■ **Exercise inputs**
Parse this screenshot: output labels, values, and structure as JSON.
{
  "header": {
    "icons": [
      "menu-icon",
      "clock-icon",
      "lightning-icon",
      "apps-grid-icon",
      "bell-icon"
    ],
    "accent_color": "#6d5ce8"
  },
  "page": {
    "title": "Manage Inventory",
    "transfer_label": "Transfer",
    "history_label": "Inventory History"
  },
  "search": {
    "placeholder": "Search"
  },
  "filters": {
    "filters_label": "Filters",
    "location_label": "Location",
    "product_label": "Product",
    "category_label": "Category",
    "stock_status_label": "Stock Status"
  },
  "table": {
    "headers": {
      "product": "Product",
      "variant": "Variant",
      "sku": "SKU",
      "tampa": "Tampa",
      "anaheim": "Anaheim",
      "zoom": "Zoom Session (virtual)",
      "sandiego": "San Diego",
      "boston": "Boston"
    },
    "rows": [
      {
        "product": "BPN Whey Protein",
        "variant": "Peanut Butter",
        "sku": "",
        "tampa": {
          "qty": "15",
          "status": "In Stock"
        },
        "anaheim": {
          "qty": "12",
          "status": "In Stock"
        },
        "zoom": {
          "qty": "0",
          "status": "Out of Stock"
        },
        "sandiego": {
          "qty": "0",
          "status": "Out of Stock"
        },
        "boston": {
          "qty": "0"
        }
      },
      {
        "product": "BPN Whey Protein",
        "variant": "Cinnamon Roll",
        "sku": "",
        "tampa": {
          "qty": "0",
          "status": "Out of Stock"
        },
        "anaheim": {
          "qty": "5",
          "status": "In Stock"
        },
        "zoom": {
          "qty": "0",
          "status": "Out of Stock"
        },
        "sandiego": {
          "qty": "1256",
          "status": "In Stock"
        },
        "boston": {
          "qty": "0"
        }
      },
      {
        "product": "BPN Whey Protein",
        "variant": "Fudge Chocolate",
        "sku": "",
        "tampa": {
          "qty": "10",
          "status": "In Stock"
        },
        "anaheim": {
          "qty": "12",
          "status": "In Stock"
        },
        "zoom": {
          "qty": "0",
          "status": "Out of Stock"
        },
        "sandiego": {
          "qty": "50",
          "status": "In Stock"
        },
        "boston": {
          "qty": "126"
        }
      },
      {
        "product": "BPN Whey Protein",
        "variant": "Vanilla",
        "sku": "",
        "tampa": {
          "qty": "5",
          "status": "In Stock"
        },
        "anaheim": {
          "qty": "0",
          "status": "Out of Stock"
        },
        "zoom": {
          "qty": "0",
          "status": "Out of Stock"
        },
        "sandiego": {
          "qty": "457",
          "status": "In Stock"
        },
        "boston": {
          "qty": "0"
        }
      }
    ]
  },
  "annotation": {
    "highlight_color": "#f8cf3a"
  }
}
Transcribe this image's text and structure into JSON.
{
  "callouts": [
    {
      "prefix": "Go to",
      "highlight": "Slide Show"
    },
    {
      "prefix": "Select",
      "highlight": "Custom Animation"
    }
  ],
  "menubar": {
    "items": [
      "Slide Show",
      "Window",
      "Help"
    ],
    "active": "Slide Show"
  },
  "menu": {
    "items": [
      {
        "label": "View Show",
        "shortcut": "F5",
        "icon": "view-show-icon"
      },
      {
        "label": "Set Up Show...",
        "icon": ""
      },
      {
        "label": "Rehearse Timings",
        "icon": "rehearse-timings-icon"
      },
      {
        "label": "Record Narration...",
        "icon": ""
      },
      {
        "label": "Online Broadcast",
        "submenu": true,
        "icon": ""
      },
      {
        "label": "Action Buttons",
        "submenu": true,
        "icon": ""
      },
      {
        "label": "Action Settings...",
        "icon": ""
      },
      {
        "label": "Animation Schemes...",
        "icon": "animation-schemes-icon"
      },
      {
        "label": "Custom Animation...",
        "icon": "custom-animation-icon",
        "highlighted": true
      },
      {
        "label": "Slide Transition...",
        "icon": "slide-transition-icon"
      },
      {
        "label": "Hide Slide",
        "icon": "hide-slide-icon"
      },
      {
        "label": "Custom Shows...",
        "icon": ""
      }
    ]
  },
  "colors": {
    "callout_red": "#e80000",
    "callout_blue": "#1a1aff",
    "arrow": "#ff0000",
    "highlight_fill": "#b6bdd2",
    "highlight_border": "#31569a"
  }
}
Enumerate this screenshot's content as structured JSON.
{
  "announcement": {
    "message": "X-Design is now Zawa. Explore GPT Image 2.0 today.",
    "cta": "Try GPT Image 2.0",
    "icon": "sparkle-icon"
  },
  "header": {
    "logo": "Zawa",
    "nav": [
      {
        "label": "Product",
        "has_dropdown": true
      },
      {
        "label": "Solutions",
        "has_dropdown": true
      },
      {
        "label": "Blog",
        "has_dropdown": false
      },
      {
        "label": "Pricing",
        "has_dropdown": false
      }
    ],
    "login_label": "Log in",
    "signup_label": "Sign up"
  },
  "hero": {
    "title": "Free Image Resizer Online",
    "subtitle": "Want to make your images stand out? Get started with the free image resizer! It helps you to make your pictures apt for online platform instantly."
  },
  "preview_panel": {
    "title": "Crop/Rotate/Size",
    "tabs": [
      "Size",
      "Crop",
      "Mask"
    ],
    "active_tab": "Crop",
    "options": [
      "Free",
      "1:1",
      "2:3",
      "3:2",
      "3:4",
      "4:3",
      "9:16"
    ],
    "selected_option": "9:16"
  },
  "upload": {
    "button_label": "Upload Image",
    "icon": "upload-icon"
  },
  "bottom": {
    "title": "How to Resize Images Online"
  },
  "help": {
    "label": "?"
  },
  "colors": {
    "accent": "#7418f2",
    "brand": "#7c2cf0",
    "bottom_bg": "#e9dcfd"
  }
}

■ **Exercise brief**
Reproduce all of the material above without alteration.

■ **Completed task**
Parse this screenshot: output labels, values, and structure as JSON.
{
  "header": {
    "icons": [
      "menu-icon",
      "clock-icon",
      "lightning-icon",
      "apps-grid-icon",
      "bell-icon"
    ],
    "accent_color": "#6d5ce8"
  },
  "page": {
    "title": "Manage Inventory",
    "transfer_label": "Transfer",
    "history_label": "Inventory History"
  },
  "search": {
    "placeholder": "Search"
  },
  "filters": {
    "filters_label": "Filters",
    "location_label": "Location",
    "product_label": "Product",
    "category_label": "Category",
    "stock_status_label": "Stock Status"
  },
  "table": {
    "headers": {
      "product": "Product",
      "variant": "Variant",
      "sku": "SKU",
      "tampa": "Tampa",
      "anaheim": "Anaheim",
      "zoom": "Zoom Session (virtual)",
      "sandiego": "San Diego",
      "boston": "Boston"
    },
    "rows": [
      {
        "product": "BPN Whey Protein",
        "variant": "Peanut Butter",
        "sku": "",
        "tampa": {
          "qty": "15",
          "status": "In Stock"
        },
        "anaheim": {
          "qty": "12",
          "status": "In Stock"
        },
        "zoom": {
          "qty": "0",
          "status": "Out of Stock"
        },
        "sandiego": {
          "qty": "0",
          "status": "Out of Stock"
        },
        "boston": {
          "qty": "0"
        }
      },
      {
        "product": "BPN Whey Protein",
        "variant": "Cinnamon Roll",
        "sku": "",
        "tampa": {
          "qty": "0",
          "status": "Out of Stock"
        },
        "anaheim": {
          "qty": "5",
          "status": "In Stock"
        },
        "zoom": {
          "qty": "0",
          "status": "Out of Stock"
        },
        "sandiego": {
          "qty": "1256",
          "status": "In Stock"
        },
        "boston": {
          "qty": "0"
        }
      },
      {
        "product": "BPN Whey Protein",
        "variant": "Fudge Chocolate",
        "sku": "",
        "tampa": {
          "qty": "10",
          "status": "In Stock"
        },
        "anaheim": {
          "qty": "12",
          "status": "In Stock"
        },
        "zoom": {
          "qty": "0",
          "status": "Out of Stock"
        },
        "sandiego": {
          "qty": "50",
          "status": "In Stock"
        },
        "boston": {
          "qty": "126"
        }
      },
      {
        "product": "BPN Whey Protein",
        "variant": "Vanilla",
        "sku": "",
        "tampa": {
          "qty": "5",
          "status": "In Stock"
        },
        "anaheim": {
          "qty": "0",
          "status": "Out of Stock"
        },
        "zoom": {
          "qty": "0",
          "status": "Out of Stock"
        },
        "sandiego": {
          "qty": "457",
          "status": "In Stock"
        },
        "boston": {
          "qty": "0"
        }
      }
    ]
  },
  "annotation": {
    "highlight_color": "#f8cf3a"
  }
}
Transcribe this image's text and structure into JSON.
{
  "callouts": [
    {
      "prefix": "Go to",
      "highlight": "Slide Show"
    },
    {
      "prefix": "Select",
      "highlight": "Custom Animation"
    }
  ],
  "menubar": {
    "items": [
      "Slide Show",
      "Window",
      "Help"
    ],
    "active": "Slide Show"
  },
  "menu": {
    "items": [
      {
        "label": "View Show",
        "shortcut": "F5",
        "icon": "view-show-icon"
      },
      {
        "label": "Set Up Show...",
        "icon": ""
      },
      {
        "label": "Rehearse Timings",
        "icon": "rehearse-timings-icon"
      },
      {
        "label": "Record Narration...",
        "icon": ""
      },
      {
        "label": "Online Broadcast",
        "submenu": true,
        "icon": ""
      },
      {
        "label": "Action Buttons",
        "submenu": true,
        "icon": ""
      },
      {
        "label": "Action Settings...",
        "icon": ""
      },
      {
        "label": "Animation Schemes...",
        "icon": "animation-schemes-icon"
      },
      {
        "label": "Custom Animation...",
        "icon": "custom-animation-icon",
        "highlighted": true
      },
      {
        "label": "Slide Transition...",
        "icon": "slide-transition-icon"
      },
      {
        "label": "Hide Slide",
        "icon": "hide-slide-icon"
      },
      {
        "label": "Custom Shows...",
        "icon": ""
      }
    ]
  },
  "colors": {
    "callout_red": "#e80000",
    "callout_blue": "#1a1aff",
    "arrow": "#ff0000",
    "highlight_fill": "#b6bdd2",
    "highlight_border": "#31569a"
  }
}
Enumerate this screenshot's content as structured JSON.
{
  "announcement": {
    "message": "X-Design is now Zawa. Explore GPT Image 2.0 today.",
    "cta": "Try GPT Image 2.0",
    "icon": "sparkle-icon"
  },
  "header": {
    "logo": "Zawa",
    "nav": [
      {
        "label": "Product",
        "has_dropdown": true
      },
      {
        "label": "Solutions",
        "has_dropdown": true
      },
      {
        "label": "Blog",
        "has_dropdown": false
      },
      {
        "label": "Pricing",
        "has_dropdown": false
      }
    ],
    "login_label": "Log in",
    "signup_label": "Sign up"
  },
  "hero": {
    "title": "Free Image Resizer Online",
    "subtitle": "Want to make your images stand out? Get started with the free image resizer! It helps you to make your pictures apt for online platform instantly."
  },
  "preview_panel": {
    "title": "Crop/Rotate/Size",
    "tabs": [
      "Size",
      "Crop",
      "Mask"
    ],
    "active_tab": "Crop",
    "options": [
      "Free",
      "1:1",
      "2:3",
      "3:2",
      "3:4",
      "4:3",
      "9:16"
    ],
    "selected_option": "9:16"
  },
  "upload": {
    "button_label": "Upload Image",
    "icon": "upload-icon"
  },
  "bottom": {
    "title": "How to Resize Images Online"
  },
  "help": {
    "label": "?"
  },
  "colors": {
    "accent": "#7418f2",
    "brand": "#7c2cf0",
    "bottom_bg": "#e9dcfd"
  }
}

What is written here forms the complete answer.